What this task involves
A word-for-word copy of the entries is needed, and it should contain no images.
***** Data supplied
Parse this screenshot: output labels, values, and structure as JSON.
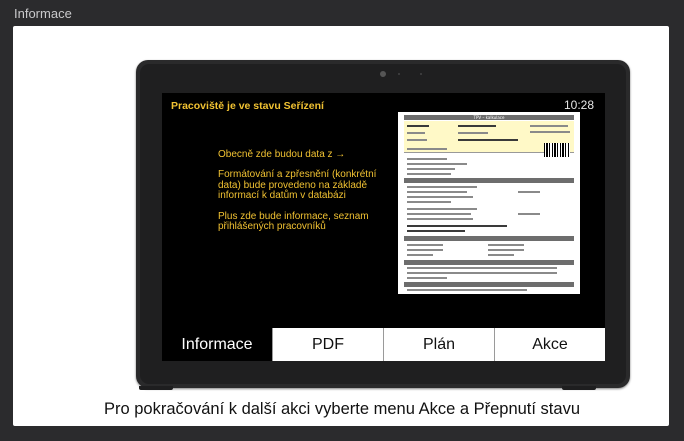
{
  "window": {
    "title": "Informace"
  },
  "screen": {
    "status_title": "Pracoviště je ve stavu Seřízení",
    "clock": "10:28",
    "info_lines": [
      "Obecně zde budou data z →",
      "Formátování a zpřesnění (konkrétní data) bude provedeno na základě informací k datům v databázi",
      "Plus zde bude informace, seznam přihlášených pracovníků"
    ],
    "document": {
      "header": "TPV – kalkulace"
    }
  },
  "tabs": [
    {
      "label": "Informace",
      "active": true
    },
    {
      "label": "PDF",
      "active": false
    },
    {
      "label": "Plán",
      "active": false
    },
    {
      "label": "Akce",
      "active": false
    }
  ],
  "caption": "Pro pokračování k další akci vyberte menu Akce a Přepnutí stavu",
  "colors": {
    "accent": "#f1c232",
    "window_bg": "#2b2b2d",
    "screen_bg": "#000000"
  }
}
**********
Solution for this task
Parse this screenshot: output labels, values, and structure as JSON.
{
  "window": {
    "title": "Informace"
  },
  "screen": {
    "status_title": "Pracoviště je ve stavu Seřízení",
    "clock": "10:28",
    "info_lines": [
      "Obecně zde budou data z →",
      "Formátování a zpřesnění (konkrétní data) bude provedeno na základě informací k datům v databázi",
      "Plus zde bude informace, seznam přihlášených pracovníků"
    ],
    "document": {
      "header": "TPV – kalkulace"
    }
  },
  "tabs": [
    {
      "label": "Informace",
      "active": true
    },
    {
      "label": "PDF",
      "active": false
    },
    {
      "label": "Plán",
      "active": false
    },
    {
      "label": "Akce",
      "active": false
    }
  ],
  "caption": "Pro pokračování k další akci vyberte menu Akce a Přepnutí stavu",
  "colors": {
    "accent": "#f1c232",
    "window_bg": "#2b2b2d",
    "screen_bg": "#000000"
  }
}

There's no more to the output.